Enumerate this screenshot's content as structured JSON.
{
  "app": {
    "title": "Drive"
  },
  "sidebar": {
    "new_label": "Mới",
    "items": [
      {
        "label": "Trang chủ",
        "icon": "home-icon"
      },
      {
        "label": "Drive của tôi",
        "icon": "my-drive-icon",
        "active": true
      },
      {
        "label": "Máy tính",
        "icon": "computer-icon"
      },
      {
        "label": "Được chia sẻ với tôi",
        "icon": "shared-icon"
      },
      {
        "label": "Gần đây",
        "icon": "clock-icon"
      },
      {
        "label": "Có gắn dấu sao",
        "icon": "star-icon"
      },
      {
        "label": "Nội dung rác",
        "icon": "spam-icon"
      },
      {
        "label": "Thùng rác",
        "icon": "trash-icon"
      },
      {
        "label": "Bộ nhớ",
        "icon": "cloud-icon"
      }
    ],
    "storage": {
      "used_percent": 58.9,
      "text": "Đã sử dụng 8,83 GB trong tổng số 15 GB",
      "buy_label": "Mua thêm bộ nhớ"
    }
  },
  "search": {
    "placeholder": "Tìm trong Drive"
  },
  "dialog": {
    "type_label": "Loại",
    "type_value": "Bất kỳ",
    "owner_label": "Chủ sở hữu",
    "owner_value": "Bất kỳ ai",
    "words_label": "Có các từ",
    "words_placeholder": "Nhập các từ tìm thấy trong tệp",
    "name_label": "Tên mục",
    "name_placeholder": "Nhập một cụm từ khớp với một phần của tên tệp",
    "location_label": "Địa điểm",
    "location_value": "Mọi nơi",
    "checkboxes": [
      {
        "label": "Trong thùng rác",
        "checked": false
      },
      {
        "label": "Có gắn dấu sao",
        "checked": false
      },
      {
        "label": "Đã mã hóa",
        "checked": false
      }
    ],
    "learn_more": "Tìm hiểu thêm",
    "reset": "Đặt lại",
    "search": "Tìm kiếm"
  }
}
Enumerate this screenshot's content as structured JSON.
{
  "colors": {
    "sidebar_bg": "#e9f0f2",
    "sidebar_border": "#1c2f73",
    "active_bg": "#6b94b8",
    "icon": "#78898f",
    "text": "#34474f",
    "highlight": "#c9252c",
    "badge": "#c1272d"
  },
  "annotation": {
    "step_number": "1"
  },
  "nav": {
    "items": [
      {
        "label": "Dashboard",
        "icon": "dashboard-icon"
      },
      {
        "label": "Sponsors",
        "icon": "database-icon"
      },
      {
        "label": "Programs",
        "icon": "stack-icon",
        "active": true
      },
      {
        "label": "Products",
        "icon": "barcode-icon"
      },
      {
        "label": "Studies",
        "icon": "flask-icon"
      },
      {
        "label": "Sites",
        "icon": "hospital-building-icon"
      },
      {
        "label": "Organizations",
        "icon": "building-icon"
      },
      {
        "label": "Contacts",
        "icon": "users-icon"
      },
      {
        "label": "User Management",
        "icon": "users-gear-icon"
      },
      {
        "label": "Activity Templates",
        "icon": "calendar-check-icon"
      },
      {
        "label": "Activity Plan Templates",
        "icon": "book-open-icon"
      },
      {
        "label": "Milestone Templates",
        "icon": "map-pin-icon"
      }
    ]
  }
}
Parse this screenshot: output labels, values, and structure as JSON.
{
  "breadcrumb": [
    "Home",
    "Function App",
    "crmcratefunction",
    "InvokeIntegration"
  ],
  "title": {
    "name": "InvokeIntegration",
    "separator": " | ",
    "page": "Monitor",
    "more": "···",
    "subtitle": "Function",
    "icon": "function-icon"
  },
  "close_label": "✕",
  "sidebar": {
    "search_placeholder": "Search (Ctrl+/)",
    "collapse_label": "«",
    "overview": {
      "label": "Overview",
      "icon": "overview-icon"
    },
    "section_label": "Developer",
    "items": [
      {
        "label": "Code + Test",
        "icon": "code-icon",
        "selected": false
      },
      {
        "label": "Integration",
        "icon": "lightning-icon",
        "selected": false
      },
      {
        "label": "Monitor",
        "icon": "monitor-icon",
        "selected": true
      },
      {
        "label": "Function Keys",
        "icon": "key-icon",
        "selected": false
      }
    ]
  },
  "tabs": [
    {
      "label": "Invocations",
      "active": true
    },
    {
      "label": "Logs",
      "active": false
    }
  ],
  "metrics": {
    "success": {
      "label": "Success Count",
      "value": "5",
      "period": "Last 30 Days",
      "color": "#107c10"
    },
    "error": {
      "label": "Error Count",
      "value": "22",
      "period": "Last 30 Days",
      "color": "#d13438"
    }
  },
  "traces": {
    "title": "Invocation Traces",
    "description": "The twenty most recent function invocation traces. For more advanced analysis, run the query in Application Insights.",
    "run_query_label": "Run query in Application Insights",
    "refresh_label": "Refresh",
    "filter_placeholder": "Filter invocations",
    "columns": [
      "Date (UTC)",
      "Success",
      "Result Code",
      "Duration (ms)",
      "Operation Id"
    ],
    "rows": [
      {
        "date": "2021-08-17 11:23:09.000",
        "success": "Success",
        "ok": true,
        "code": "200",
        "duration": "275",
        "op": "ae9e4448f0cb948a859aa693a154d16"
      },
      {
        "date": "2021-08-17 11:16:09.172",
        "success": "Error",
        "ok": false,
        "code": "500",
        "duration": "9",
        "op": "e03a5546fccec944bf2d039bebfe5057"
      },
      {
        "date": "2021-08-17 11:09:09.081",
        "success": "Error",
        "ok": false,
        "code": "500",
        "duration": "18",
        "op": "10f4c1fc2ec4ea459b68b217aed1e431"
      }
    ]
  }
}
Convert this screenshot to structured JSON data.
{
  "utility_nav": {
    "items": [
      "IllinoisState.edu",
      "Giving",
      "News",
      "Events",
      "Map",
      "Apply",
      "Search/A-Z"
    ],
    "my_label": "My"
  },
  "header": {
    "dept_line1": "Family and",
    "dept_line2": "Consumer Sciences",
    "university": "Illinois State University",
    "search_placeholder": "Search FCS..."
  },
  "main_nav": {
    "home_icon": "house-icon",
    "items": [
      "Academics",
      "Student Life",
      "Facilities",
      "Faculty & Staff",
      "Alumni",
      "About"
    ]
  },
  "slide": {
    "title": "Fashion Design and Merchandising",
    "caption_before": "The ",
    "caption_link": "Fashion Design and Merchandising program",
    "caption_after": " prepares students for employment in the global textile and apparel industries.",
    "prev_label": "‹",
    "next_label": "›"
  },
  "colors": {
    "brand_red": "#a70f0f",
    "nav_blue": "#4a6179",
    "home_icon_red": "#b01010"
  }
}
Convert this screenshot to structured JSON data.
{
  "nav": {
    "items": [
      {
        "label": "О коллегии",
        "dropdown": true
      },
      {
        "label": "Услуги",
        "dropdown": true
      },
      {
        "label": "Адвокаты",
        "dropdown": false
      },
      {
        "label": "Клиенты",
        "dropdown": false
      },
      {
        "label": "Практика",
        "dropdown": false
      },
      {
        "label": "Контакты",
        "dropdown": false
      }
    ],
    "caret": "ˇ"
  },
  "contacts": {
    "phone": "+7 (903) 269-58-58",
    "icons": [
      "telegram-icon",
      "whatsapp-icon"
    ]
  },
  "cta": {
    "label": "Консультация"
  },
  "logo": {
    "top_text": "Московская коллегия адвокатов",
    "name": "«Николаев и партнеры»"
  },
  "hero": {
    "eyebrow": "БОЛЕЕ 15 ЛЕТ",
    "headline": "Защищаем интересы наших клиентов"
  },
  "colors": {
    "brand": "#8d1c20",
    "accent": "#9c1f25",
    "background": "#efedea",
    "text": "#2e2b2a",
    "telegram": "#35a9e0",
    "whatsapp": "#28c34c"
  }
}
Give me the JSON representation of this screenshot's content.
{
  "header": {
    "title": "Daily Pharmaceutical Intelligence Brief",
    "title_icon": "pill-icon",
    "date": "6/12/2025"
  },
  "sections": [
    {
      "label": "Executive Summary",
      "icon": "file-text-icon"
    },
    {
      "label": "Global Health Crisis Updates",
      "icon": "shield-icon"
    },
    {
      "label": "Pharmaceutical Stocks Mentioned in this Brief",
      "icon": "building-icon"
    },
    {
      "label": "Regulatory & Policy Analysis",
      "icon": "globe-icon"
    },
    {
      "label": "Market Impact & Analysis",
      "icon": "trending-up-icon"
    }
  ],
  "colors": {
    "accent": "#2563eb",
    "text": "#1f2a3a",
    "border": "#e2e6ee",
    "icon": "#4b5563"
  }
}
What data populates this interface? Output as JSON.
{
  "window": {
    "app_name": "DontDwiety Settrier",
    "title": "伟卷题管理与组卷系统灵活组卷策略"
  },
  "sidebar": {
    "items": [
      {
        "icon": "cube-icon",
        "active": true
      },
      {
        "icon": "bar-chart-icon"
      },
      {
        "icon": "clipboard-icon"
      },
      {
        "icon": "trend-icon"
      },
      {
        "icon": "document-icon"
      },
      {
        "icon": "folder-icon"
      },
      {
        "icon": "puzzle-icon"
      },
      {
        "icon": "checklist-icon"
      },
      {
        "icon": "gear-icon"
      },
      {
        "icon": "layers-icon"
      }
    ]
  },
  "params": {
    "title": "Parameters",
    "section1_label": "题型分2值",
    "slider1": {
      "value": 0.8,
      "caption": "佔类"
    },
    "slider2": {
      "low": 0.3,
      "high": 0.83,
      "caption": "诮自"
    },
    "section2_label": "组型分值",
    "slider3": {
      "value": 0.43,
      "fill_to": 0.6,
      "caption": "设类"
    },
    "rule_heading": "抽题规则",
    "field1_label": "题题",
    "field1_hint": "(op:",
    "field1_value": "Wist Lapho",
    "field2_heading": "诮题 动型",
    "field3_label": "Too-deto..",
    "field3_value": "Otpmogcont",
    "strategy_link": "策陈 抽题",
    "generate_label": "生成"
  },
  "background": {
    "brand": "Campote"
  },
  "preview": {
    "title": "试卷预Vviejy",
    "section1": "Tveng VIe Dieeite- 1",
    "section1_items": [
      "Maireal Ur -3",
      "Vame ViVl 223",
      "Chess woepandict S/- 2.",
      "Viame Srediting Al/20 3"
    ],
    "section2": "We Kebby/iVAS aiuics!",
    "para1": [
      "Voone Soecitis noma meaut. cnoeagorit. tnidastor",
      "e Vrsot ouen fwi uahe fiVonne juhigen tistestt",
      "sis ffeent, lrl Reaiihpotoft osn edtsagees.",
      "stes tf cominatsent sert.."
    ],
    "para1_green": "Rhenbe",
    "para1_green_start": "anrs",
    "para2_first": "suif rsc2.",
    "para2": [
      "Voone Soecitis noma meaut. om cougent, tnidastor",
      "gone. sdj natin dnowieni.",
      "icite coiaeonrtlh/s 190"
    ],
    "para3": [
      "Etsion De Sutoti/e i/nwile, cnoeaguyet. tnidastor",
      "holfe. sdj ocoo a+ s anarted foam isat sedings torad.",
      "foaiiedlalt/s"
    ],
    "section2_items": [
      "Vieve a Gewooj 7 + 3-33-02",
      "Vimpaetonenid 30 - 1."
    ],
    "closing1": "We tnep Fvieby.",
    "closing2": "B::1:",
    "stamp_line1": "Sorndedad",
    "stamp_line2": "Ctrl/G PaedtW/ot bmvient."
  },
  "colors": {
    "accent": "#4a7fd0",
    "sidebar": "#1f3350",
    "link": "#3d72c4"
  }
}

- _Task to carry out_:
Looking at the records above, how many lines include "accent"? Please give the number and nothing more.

- _Expected answer_:
3